This article was originally published. Steve Dennis, Contributor
A customer places school supplies into a shopping cart at a Wal-Mart Stores Inc. location in Burbank, California, U.S., on Tuesday, Aug. 8, 2017. Photographer: Patrick T. Fallon/Bloomberg
Given the continued rapid growth of online shopping, it might seem crazy to suggest that the era of e-commerce is coming to an end. Yet while we are used to talking about e-commerce as a separate thing — and isolating statistics for digital transactions versus brick-and-mortar same-store sales — it’s increasingly clear that these are becoming distinctions without much of a difference. For consumers, it’s simply “commerce,” and retailers that want to thrive, or survive, need to fully embrace a one brand, many channels strategy.

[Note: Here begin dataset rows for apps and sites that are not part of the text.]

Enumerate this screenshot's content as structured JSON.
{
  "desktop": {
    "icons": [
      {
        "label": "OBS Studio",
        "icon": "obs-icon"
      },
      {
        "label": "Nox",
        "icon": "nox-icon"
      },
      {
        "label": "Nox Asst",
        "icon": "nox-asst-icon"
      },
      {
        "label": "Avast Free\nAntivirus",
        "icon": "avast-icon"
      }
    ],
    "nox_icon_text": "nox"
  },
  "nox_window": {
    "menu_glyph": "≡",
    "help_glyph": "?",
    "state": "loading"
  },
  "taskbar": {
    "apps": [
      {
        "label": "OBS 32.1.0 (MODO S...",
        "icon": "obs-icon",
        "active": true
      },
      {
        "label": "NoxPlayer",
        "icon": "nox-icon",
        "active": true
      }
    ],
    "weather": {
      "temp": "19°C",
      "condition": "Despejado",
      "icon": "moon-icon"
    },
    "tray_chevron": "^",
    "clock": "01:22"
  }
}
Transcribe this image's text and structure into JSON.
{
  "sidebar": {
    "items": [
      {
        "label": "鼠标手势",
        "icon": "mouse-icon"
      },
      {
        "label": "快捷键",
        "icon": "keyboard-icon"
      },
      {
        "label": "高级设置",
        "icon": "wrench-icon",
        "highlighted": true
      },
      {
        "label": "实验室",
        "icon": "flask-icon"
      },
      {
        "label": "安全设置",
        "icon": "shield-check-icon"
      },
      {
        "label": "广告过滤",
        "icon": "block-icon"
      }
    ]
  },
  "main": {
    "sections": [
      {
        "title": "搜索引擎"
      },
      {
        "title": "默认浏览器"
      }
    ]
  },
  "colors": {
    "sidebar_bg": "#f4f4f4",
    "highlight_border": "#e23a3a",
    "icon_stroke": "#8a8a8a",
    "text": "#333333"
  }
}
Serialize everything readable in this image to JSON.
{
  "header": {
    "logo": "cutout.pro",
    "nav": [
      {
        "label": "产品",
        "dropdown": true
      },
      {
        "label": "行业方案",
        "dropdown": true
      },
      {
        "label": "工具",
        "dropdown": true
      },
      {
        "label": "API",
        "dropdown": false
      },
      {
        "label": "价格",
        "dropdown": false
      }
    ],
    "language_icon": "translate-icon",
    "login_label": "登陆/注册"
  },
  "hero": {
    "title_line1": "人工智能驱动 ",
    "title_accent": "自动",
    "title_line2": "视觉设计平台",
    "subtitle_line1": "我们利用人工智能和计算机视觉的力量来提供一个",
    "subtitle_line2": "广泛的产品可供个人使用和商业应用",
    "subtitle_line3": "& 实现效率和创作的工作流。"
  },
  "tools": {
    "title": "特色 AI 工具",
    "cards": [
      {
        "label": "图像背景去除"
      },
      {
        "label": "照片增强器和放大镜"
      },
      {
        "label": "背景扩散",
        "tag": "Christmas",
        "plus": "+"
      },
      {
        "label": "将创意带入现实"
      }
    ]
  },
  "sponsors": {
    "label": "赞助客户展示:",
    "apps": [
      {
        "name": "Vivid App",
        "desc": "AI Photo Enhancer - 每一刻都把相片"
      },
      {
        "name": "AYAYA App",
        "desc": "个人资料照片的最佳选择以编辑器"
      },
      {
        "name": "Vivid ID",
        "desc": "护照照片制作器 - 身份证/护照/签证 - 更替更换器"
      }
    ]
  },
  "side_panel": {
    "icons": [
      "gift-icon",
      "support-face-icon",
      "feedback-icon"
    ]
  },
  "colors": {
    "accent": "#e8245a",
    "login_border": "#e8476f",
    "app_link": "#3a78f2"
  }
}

Last week I attended shop.org, the annual conference historically focused on digital commerce. What struck me most (beyond the dwindling attendance) was that speakers mostly ignored online shopping as a stand-alone concept. Instead, many emphasized the importance of brick-and-mortar stores in delivering a remarkable customer experience. Moreover, the majority of technology providers in the expo offered solutions that were very much anchored in online/offline integration or leverage, not e-commerce optimization, as was true in the past. Rather than buying into the retail apocalypse narrative and seeing brick-and-mortar stores as liabilities, most were clearly in the camp of believing that stores were (wait for it) assets. Physical retail might be different, but it clearly is not dead.
Notably, Mark Lore from Walmart/Jet spoke of the need for retailers to be channel agnostic and highlighted how Walmart’s stores give the brand a distinct advantage. TechStyle CEO Adam Goldenberg showcased statistics on how Fabletic’s overall brand performance has been enhanced through the opening of stores and on how the merging of cross-channel data gives them an edge. Kohl’s spoke of the role of mobile as a constant companion in the shopper’s journey from online to offline (and vice versa). While using somewhat different language, numerous other speakers acknowledged that customers shop everywhere and the best retailers need to meet them where they are. Clearly, more and more, it’s just commerce now.
Of course, the lines have been blurring for years, and study after study shows that a well-integrated shopping experience across channels (what some call “omni-channel” and what I prefer to call “harmonized retail”) is what customers desire and what often determines a brand’s ultimate success. The increasing investments in physical stores byAmazon and other digitally native brands serve to underscore this growing reality. Those of us who are familiar with retailers’ customer data know that, typically, a brand’s best customers are those who shop and/or are heavily influenced in both digital and physical channels. We also know that opening stores drives increases in e-commerce in that store’s trade area, just as closing a store often leads to dramatic declines in online shopping. It’s all just commerce.
This realization does not negate the fact that a meaningful percentage of shopping occurs in a purely digital fashion (particularly downloading books, music and games). It does not minimize that Amazon has achieved a total share of retail rapidly approaching 5% almost entirely without a physical presence. But as we move ahead, it’s important to realize the significant contributions to what we label “e-commerce” that are derived from traditional retailers’ online divisions. It’s important to recognize that Amazon will struggle to maintain outsized growth without deepening its investment in brick and mortar. It’s critical to grasp that digitally influenced physical-stores sales far exceed sales rung up online.
And ultimately it’s essential to realize that it is rarely an online-vs.-offline battle, but a struggle that is won when we accept that it’s all just commerce and strive to bring the best of offline and online together on behalf of the customer.